======== RECORDS

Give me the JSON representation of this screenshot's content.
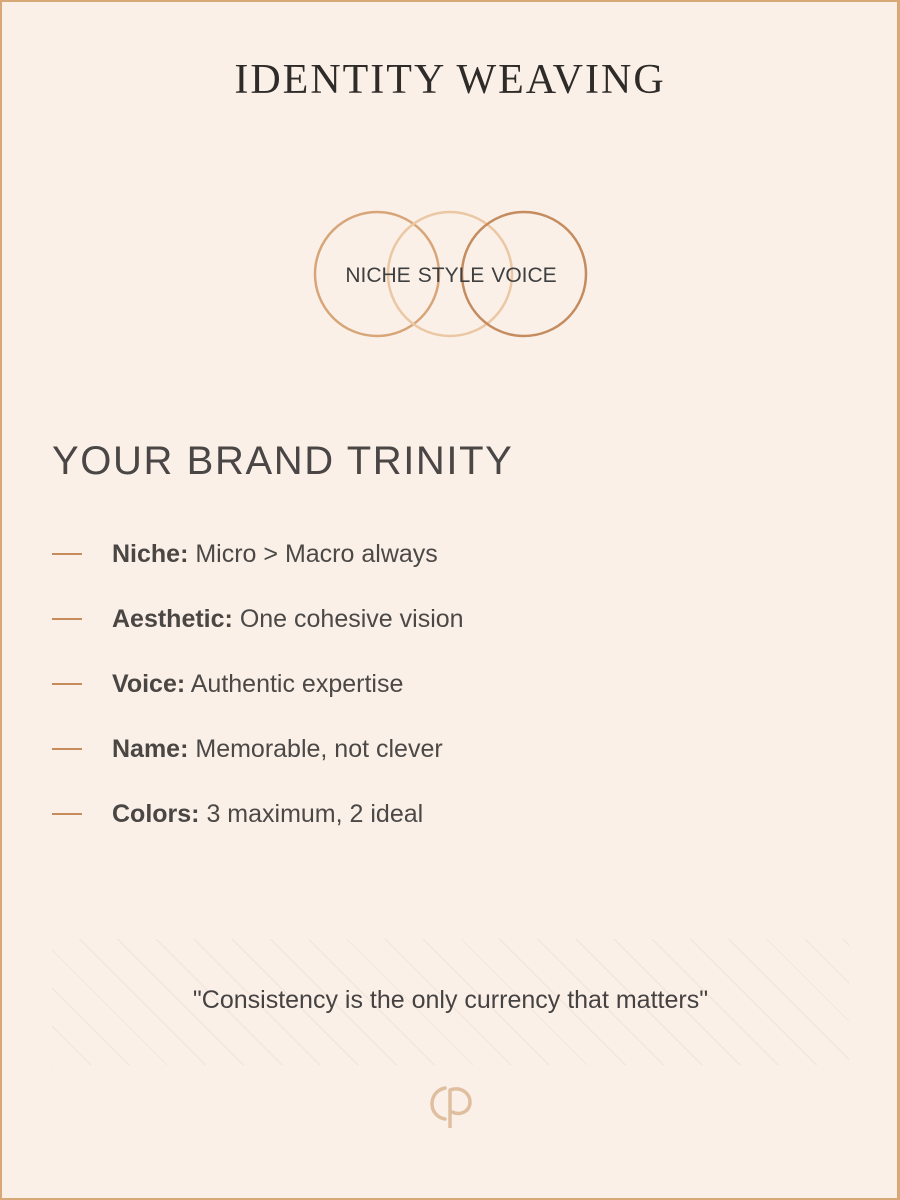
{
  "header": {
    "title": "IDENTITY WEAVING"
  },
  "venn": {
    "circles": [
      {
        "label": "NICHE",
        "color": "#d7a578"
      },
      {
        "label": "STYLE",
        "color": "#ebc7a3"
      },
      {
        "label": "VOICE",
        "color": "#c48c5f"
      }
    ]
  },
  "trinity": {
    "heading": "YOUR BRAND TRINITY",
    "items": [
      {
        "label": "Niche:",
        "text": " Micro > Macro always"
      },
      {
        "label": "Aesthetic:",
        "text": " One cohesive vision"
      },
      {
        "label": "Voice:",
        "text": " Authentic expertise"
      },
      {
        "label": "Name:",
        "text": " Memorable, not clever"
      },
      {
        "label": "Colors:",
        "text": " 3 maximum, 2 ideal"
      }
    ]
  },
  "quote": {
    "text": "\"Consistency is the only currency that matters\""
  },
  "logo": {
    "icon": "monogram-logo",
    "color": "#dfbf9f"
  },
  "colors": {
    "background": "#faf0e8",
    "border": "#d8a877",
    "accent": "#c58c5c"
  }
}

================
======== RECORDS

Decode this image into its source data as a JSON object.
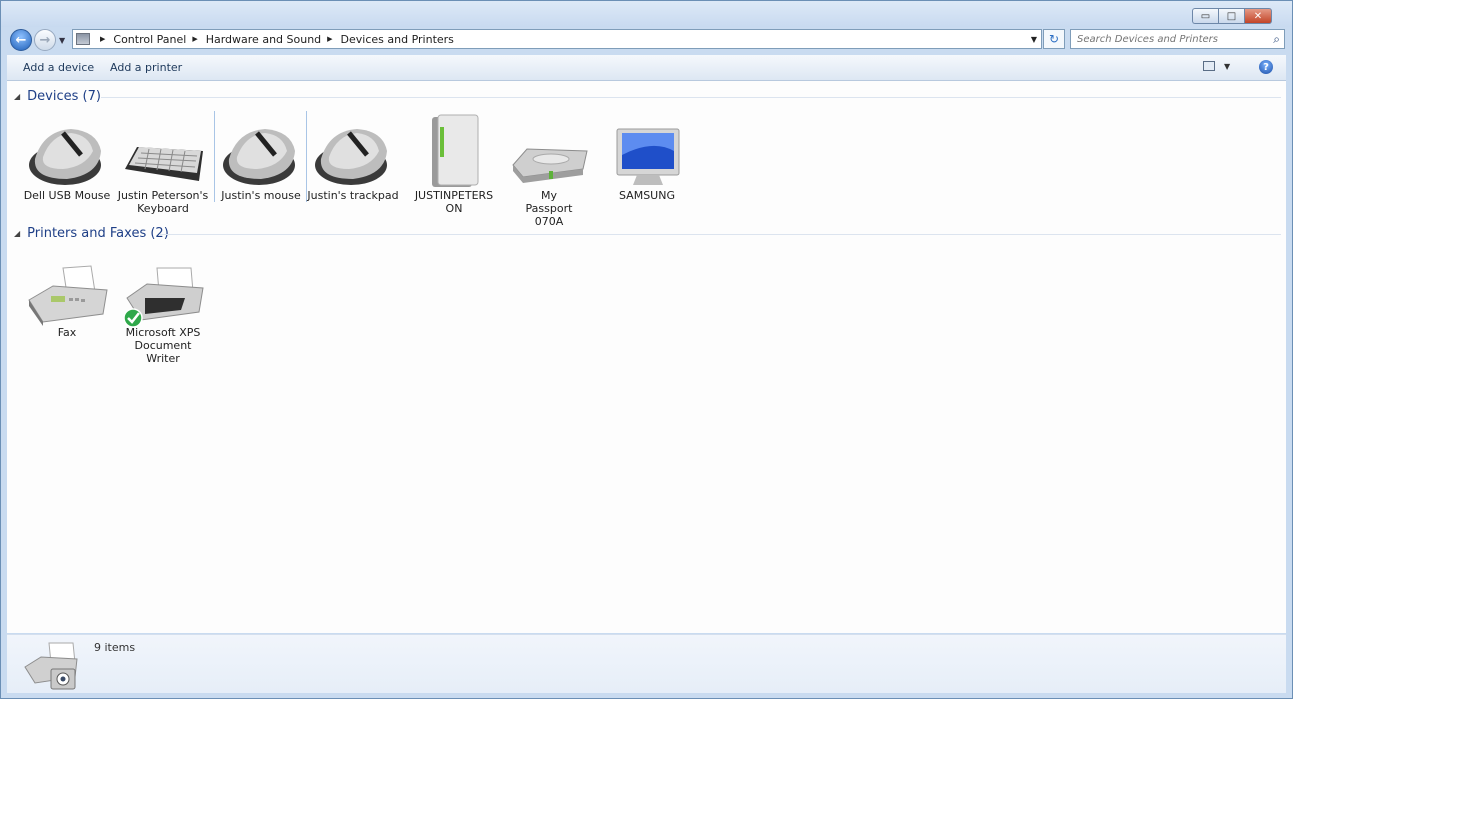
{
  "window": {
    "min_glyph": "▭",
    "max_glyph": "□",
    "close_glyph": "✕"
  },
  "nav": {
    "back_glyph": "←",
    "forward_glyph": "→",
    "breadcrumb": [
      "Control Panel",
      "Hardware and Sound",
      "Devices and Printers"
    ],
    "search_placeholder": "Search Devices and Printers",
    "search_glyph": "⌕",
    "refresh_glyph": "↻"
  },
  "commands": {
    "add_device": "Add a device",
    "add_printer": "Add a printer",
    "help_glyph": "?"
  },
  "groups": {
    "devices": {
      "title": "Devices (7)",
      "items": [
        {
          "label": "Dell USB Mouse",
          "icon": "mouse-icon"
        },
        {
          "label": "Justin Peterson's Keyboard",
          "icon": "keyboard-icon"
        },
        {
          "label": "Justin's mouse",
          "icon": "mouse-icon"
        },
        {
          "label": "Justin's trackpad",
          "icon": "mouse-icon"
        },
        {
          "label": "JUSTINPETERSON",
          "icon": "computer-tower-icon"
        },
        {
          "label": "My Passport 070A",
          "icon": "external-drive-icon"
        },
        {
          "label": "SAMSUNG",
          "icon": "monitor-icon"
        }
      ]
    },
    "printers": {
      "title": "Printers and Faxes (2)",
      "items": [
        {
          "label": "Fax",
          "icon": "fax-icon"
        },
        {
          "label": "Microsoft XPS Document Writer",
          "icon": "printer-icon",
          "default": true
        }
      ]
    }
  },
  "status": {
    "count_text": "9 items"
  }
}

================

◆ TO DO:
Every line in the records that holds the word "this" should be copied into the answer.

◆ EXERCISE RESULT:
Give me the JSON representation of this screenshot's content.
Decode this image into its source data as a JSON object.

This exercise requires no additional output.